*INFORMATION PROVIDED*:
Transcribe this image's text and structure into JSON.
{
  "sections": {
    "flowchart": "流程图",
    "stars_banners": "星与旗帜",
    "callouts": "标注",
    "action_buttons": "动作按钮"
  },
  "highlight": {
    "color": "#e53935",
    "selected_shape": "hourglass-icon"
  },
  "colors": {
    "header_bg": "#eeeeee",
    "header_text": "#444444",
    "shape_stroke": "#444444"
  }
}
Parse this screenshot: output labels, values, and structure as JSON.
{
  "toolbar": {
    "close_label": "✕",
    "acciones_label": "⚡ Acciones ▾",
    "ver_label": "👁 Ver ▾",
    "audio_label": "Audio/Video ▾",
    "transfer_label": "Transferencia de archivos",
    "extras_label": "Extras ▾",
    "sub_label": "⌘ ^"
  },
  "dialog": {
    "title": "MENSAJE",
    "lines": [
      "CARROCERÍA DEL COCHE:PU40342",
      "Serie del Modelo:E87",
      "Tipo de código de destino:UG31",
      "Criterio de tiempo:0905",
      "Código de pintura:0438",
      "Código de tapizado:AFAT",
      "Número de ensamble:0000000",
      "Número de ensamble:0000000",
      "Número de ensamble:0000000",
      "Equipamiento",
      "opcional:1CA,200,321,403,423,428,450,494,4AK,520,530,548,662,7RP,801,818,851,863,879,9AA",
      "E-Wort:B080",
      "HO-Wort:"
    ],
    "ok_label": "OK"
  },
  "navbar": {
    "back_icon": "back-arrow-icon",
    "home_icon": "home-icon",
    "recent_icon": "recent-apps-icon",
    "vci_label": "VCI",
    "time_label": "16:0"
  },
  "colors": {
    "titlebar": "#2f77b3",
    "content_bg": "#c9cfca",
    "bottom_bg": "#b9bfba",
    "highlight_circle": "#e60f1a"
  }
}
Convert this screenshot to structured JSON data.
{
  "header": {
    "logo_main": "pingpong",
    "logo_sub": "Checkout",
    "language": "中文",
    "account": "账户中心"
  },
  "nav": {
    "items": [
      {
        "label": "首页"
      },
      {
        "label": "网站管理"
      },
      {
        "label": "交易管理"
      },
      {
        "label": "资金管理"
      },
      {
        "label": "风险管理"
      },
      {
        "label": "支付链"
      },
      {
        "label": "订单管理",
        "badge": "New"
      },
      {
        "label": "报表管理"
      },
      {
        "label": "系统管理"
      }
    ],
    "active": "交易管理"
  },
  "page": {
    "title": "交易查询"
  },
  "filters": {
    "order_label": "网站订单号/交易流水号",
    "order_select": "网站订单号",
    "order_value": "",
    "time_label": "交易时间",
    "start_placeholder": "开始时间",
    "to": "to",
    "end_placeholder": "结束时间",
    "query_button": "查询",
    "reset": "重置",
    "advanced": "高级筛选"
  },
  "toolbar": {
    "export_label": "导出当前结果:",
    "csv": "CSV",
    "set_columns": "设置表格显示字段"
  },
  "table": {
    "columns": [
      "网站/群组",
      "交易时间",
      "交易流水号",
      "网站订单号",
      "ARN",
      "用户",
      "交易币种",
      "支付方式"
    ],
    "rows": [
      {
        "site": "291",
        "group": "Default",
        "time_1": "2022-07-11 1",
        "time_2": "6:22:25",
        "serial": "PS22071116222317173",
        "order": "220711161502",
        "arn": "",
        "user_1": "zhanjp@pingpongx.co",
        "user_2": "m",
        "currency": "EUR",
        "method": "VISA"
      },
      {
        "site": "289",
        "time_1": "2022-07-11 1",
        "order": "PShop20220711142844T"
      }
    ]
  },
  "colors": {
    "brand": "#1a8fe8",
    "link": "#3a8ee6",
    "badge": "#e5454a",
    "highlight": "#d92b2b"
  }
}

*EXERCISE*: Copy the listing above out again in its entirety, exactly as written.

*WRITTEN ANSWER*:
Transcribe this image's text and structure into JSON.
{
  "sections": {
    "flowchart": "流程图",
    "stars_banners": "星与旗帜",
    "callouts": "标注",
    "action_buttons": "动作按钮"
  },
  "highlight": {
    "color": "#e53935",
    "selected_shape": "hourglass-icon"
  },
  "colors": {
    "header_bg": "#eeeeee",
    "header_text": "#444444",
    "shape_stroke": "#444444"
  }
}
Parse this screenshot: output labels, values, and structure as JSON.
{
  "toolbar": {
    "close_label": "✕",
    "acciones_label": "⚡ Acciones ▾",
    "ver_label": "👁 Ver ▾",
    "audio_label": "Audio/Video ▾",
    "transfer_label": "Transferencia de archivos",
    "extras_label": "Extras ▾",
    "sub_label": "⌘ ^"
  },
  "dialog": {
    "title": "MENSAJE",
    "lines": [
      "CARROCERÍA DEL COCHE:PU40342",
      "Serie del Modelo:E87",
      "Tipo de código de destino:UG31",
      "Criterio de tiempo:0905",
      "Código de pintura:0438",
      "Código de tapizado:AFAT",
      "Número de ensamble:0000000",
      "Número de ensamble:0000000",
      "Número de ensamble:0000000",
      "Equipamiento",
      "opcional:1CA,200,321,403,423,428,450,494,4AK,520,530,548,662,7RP,801,818,851,863,879,9AA",
      "E-Wort:B080",
      "HO-Wort:"
    ],
    "ok_label": "OK"
  },
  "navbar": {
    "back_icon": "back-arrow-icon",
    "home_icon": "home-icon",
    "recent_icon": "recent-apps-icon",
    "vci_label": "VCI",
    "time_label": "16:0"
  },
  "colors": {
    "titlebar": "#2f77b3",
    "content_bg": "#c9cfca",
    "bottom_bg": "#b9bfba",
    "highlight_circle": "#e60f1a"
  }
}
Convert this screenshot to structured JSON data.
{
  "header": {
    "logo_main": "pingpong",
    "logo_sub": "Checkout",
    "language": "中文",
    "account": "账户中心"
  },
  "nav": {
    "items": [
      {
        "label": "首页"
      },
      {
        "label": "网站管理"
      },
      {
        "label": "交易管理"
      },
      {
        "label": "资金管理"
      },
      {
        "label": "风险管理"
      },
      {
        "label": "支付链"
      },
      {
        "label": "订单管理",
        "badge": "New"
      },
      {
        "label": "报表管理"
      },
      {
        "label": "系统管理"
      }
    ],
    "active": "交易管理"
  },
  "page": {
    "title": "交易查询"
  },
  "filters": {
    "order_label": "网站订单号/交易流水号",
    "order_select": "网站订单号",
    "order_value": "",
    "time_label": "交易时间",
    "start_placeholder": "开始时间",
    "to": "to",
    "end_placeholder": "结束时间",
    "query_button": "查询",
    "reset": "重置",
    "advanced": "高级筛选"
  },
  "toolbar": {
    "export_label": "导出当前结果:",
    "csv": "CSV",
    "set_columns": "设置表格显示字段"
  },
  "table": {
    "columns": [
      "网站/群组",
      "交易时间",
      "交易流水号",
      "网站订单号",
      "ARN",
      "用户",
      "交易币种",
      "支付方式"
    ],
    "rows": [
      {
        "site": "291",
        "group": "Default",
        "time_1": "2022-07-11 1",
        "time_2": "6:22:25",
        "serial": "PS22071116222317173",
        "order": "220711161502",
        "arn": "",
        "user_1": "zhanjp@pingpongx.co",
        "user_2": "m",
        "currency": "EUR",
        "method": "VISA"
      },
      {
        "site": "289",
        "time_1": "2022-07-11 1",
        "order": "PShop20220711142844T"
      }
    ]
  },
  "colors": {
    "brand": "#1a8fe8",
    "link": "#3a8ee6",
    "badge": "#e5454a",
    "highlight": "#d92b2b"
  }
}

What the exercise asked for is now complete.